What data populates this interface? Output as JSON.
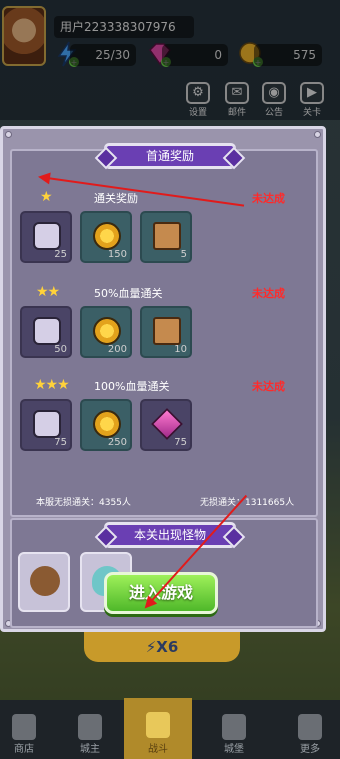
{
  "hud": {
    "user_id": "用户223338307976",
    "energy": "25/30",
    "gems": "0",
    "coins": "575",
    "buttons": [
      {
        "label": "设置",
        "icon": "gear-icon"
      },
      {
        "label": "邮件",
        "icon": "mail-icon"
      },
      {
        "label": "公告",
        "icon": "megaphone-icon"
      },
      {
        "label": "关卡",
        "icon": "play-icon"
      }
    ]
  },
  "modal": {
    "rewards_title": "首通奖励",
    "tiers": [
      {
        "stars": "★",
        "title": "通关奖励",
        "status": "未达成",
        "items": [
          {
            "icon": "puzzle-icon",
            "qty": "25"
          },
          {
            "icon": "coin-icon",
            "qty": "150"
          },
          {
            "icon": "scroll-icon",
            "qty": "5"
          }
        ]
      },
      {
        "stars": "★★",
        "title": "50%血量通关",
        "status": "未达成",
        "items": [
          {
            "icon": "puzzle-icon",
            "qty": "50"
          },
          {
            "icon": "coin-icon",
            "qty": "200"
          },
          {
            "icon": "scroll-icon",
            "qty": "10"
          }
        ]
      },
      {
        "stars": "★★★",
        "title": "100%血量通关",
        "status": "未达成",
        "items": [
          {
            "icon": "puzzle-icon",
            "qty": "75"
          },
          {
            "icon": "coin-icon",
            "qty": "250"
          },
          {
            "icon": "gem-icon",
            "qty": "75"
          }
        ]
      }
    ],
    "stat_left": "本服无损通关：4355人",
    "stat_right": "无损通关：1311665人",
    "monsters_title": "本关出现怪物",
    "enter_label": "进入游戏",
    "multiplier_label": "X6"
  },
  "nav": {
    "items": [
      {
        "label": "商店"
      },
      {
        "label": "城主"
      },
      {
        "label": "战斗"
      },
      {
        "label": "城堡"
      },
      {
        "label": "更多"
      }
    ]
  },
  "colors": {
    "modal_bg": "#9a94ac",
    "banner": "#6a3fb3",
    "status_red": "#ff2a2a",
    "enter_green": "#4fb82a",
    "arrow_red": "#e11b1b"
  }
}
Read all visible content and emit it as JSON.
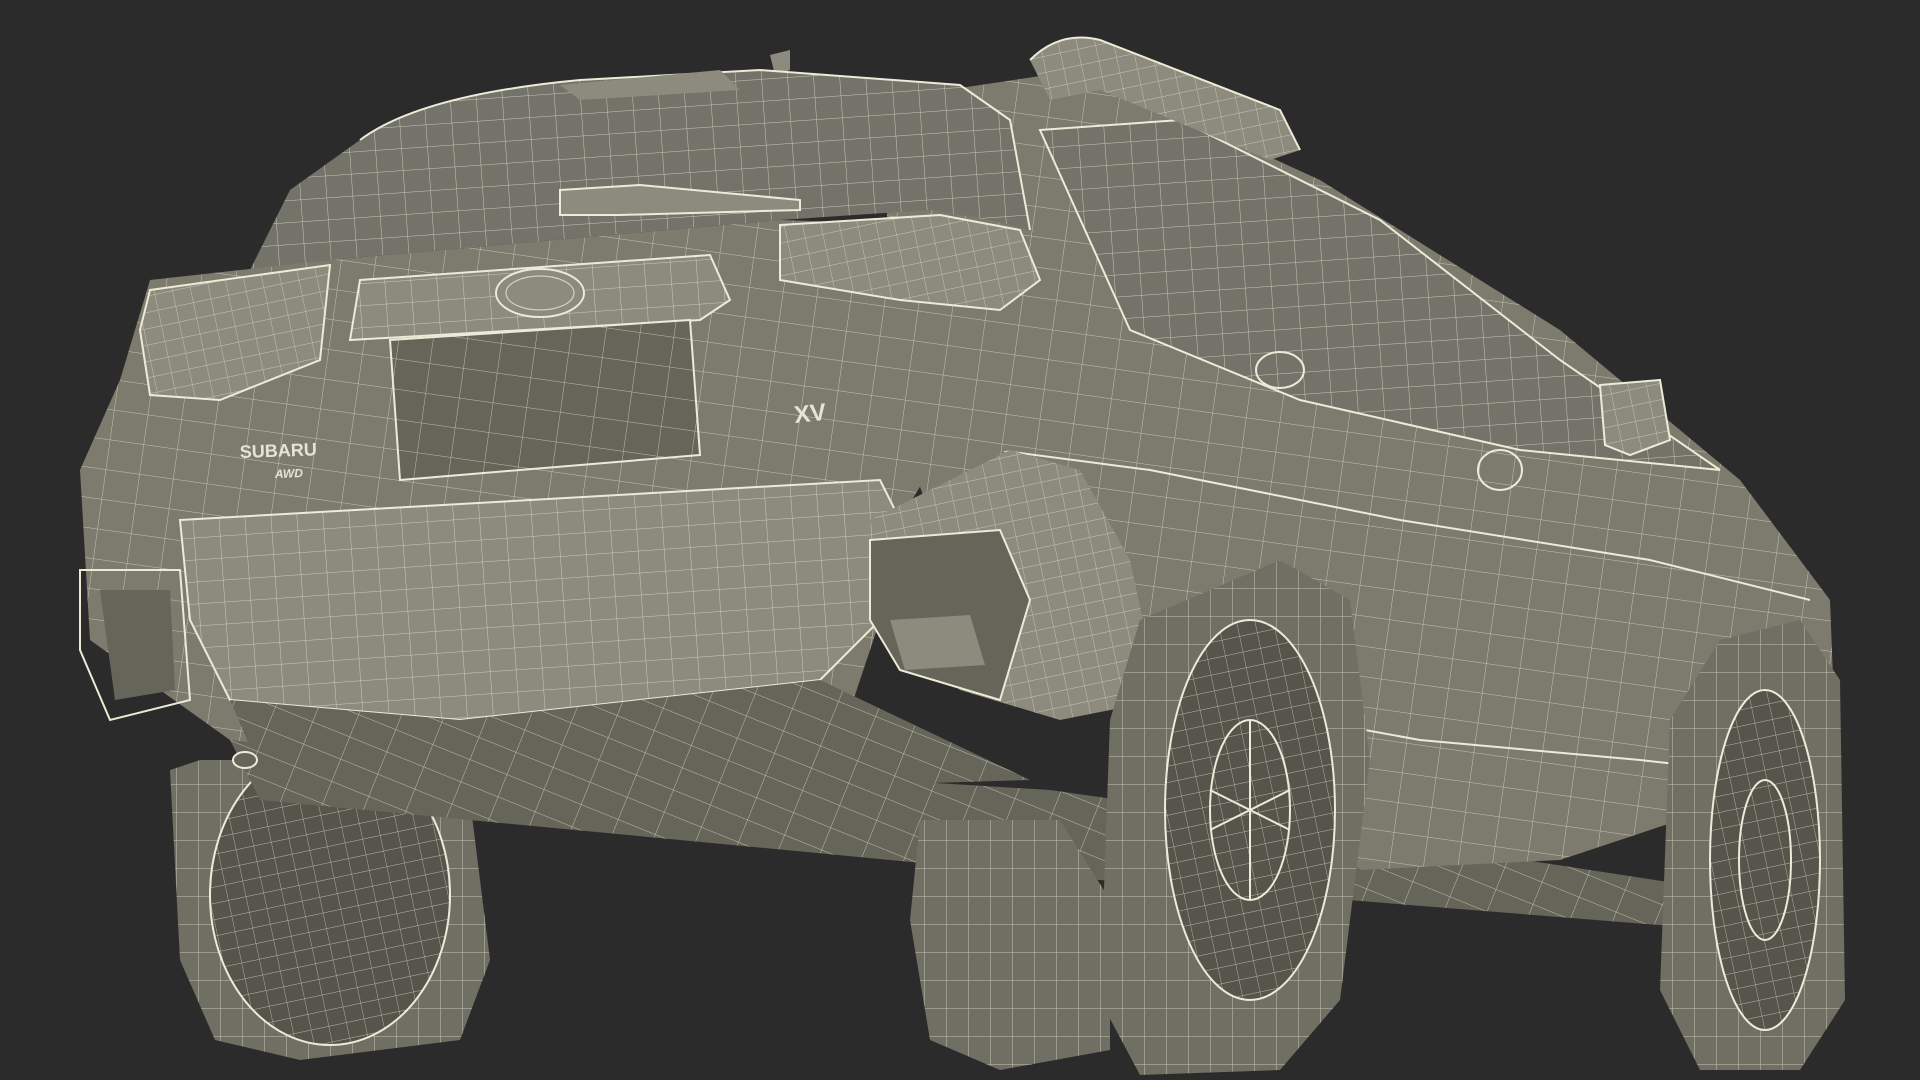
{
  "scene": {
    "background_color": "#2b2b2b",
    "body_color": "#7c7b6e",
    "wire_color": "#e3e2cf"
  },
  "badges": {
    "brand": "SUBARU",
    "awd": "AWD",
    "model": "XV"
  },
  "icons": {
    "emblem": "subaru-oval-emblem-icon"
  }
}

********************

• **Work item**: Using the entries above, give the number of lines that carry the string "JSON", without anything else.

• **Problem solution**: 2